WORK TO BE COMPLETED: Please write out, exactly as given, the line that contains "Decode this image" and all lines that follow it through the end of the listing, and nothing else.

EXERCISE DATA:
========

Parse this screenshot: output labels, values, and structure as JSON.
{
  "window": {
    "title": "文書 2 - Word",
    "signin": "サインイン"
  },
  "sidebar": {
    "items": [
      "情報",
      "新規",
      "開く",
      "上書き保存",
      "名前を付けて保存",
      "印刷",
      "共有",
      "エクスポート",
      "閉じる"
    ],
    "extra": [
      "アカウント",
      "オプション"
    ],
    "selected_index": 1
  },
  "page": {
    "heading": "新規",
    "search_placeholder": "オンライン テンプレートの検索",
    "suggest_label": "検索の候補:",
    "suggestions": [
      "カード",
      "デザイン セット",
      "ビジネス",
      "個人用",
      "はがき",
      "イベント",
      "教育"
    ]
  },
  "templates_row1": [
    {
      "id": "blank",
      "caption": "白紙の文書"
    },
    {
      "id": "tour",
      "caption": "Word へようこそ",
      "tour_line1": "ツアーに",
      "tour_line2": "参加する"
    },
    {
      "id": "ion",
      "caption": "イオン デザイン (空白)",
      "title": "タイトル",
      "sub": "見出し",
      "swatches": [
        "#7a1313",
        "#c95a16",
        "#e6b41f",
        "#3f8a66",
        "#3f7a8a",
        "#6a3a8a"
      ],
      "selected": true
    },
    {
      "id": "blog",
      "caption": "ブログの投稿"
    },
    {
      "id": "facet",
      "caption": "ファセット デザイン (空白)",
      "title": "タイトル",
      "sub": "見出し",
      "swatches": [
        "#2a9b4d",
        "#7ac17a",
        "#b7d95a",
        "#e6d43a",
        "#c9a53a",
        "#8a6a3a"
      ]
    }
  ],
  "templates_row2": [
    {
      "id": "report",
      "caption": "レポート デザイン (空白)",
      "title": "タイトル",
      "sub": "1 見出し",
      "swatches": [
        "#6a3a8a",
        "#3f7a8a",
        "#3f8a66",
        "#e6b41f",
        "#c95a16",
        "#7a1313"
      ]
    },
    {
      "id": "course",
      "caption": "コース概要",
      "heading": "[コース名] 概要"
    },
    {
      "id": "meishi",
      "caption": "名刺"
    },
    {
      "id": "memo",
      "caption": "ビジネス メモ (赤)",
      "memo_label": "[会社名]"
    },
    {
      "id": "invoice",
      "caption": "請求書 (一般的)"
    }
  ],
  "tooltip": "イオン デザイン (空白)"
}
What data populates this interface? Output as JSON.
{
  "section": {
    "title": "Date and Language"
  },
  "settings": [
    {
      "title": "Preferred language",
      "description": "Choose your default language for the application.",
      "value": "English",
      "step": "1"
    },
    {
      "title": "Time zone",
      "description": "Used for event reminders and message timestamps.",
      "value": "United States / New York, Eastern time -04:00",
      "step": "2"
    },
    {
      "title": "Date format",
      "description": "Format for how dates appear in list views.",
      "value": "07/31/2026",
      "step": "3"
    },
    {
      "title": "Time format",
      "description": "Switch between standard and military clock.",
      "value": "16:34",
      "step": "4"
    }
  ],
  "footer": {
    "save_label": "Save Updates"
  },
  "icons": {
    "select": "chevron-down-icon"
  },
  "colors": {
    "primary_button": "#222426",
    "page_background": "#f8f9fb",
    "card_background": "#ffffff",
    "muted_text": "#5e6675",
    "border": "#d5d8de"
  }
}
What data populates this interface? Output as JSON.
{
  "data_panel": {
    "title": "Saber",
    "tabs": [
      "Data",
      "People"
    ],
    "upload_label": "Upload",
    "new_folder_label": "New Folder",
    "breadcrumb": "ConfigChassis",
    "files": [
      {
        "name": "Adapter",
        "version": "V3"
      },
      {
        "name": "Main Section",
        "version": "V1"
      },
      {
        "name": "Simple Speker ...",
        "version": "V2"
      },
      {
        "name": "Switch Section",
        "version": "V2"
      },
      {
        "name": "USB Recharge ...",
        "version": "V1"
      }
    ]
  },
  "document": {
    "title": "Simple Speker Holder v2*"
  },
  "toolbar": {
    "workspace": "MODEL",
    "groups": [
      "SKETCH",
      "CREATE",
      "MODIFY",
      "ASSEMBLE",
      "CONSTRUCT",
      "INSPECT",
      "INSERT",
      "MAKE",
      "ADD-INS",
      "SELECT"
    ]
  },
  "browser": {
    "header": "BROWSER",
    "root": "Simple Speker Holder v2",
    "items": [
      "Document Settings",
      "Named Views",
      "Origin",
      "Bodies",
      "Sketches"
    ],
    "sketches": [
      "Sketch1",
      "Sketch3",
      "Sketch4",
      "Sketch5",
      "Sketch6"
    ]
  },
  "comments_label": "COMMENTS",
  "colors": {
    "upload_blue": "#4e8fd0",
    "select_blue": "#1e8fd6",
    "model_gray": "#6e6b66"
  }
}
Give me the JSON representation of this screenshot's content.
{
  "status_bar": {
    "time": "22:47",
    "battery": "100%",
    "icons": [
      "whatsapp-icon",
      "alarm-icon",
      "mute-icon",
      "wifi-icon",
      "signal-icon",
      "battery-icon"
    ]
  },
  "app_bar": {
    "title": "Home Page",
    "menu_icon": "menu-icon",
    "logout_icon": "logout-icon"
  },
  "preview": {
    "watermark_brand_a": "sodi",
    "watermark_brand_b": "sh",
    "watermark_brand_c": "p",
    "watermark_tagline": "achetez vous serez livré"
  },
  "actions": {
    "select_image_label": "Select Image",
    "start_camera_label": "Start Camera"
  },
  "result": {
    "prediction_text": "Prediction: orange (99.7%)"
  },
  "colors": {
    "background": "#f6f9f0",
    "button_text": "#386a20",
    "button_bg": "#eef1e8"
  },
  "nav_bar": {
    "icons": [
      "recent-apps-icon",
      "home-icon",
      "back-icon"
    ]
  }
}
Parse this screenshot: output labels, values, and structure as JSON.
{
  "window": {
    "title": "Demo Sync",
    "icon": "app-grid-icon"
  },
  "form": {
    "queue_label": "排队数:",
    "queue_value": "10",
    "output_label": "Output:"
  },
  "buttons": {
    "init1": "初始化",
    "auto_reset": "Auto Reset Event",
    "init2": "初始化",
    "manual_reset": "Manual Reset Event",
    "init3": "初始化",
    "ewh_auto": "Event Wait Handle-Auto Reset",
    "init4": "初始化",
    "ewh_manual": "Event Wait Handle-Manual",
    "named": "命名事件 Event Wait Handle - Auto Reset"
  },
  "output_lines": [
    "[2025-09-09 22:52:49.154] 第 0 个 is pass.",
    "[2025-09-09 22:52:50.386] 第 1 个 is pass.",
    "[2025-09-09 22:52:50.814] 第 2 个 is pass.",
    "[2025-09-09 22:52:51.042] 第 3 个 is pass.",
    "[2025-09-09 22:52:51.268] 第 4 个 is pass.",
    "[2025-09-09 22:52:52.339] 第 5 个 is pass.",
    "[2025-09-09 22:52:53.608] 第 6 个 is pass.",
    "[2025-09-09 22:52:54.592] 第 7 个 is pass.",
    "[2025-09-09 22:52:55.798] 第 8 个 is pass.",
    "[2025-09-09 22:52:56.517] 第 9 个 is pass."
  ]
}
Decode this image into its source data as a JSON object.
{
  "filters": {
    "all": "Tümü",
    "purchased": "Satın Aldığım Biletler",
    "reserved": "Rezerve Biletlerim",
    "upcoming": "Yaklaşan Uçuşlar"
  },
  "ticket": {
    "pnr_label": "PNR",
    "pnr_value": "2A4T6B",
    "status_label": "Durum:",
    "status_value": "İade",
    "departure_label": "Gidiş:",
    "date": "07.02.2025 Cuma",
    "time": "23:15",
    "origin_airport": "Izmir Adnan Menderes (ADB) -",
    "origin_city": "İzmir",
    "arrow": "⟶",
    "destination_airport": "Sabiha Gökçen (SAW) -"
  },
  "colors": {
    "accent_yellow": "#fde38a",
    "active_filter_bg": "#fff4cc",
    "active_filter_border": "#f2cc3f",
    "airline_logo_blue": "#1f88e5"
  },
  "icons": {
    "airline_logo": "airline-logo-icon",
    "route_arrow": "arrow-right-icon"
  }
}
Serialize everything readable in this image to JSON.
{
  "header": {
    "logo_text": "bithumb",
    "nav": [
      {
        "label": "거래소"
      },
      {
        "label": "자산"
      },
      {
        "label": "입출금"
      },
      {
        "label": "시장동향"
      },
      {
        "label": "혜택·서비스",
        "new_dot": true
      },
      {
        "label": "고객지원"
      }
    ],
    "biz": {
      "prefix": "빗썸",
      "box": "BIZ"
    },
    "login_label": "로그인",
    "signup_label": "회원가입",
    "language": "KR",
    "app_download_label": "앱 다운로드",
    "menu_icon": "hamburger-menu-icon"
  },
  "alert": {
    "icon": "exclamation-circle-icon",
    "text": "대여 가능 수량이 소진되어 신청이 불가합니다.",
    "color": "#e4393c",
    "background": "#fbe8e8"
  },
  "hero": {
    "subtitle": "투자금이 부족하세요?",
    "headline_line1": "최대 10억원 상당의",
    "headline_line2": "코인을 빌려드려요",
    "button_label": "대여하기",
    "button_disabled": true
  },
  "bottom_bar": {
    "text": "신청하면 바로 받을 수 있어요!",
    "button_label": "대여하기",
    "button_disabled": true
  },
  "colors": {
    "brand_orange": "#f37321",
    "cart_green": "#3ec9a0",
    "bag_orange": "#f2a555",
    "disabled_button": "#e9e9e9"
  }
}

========

SOLUTION TO THE PROBLEM:
Decode this image into its source data as a JSON object.
{
  "filters": {
    "all": "Tümü",
    "purchased": "Satın Aldığım Biletler",
    "reserved": "Rezerve Biletlerim",
    "upcoming": "Yaklaşan Uçuşlar"
  },
  "ticket": {
    "pnr_label": "PNR",
    "pnr_value": "2A4T6B",
    "status_label": "Durum:",
    "status_value": "İade",
    "departure_label": "Gidiş:",
    "date": "07.02.2025 Cuma",
    "time": "23:15",
    "origin_airport": "Izmir Adnan Menderes (ADB) -",
    "origin_city": "İzmir",
    "arrow": "⟶",
    "destination_airport": "Sabiha Gökçen (SAW) -"
  },
  "colors": {
    "accent_yellow": "#fde38a",
    "active_filter_bg": "#fff4cc",
    "active_filter_border": "#f2cc3f",
    "airline_logo_blue": "#1f88e5"
  },
  "icons": {
    "airline_logo": "airline-logo-icon",
    "route_arrow": "arrow-right-icon"
  }
}
Serialize everything readable in this image to JSON.
{
  "header": {
    "logo_text": "bithumb",
    "nav": [
      {
        "label": "거래소"
      },
      {
        "label": "자산"
      },
      {
        "label": "입출금"
      },
      {
        "label": "시장동향"
      },
      {
        "label": "혜택·서비스",
        "new_dot": true
      },
      {
        "label": "고객지원"
      }
    ],
    "biz": {
      "prefix": "빗썸",
      "box": "BIZ"
    },
    "login_label": "로그인",
    "signup_label": "회원가입",
    "language": "KR",
    "app_download_label": "앱 다운로드",
    "menu_icon": "hamburger-menu-icon"
  },
  "alert": {
    "icon": "exclamation-circle-icon",
    "text": "대여 가능 수량이 소진되어 신청이 불가합니다.",
    "color": "#e4393c",
    "background": "#fbe8e8"
  },
  "hero": {
    "subtitle": "투자금이 부족하세요?",
    "headline_line1": "최대 10억원 상당의",
    "headline_line2": "코인을 빌려드려요",
    "button_label": "대여하기",
    "button_disabled": true
  },
  "bottom_bar": {
    "text": "신청하면 바로 받을 수 있어요!",
    "button_label": "대여하기",
    "button_disabled": true
  },
  "colors": {
    "brand_orange": "#f37321",
    "cart_green": "#3ec9a0",
    "bag_orange": "#f2a555",
    "disabled_button": "#e9e9e9"
  }
}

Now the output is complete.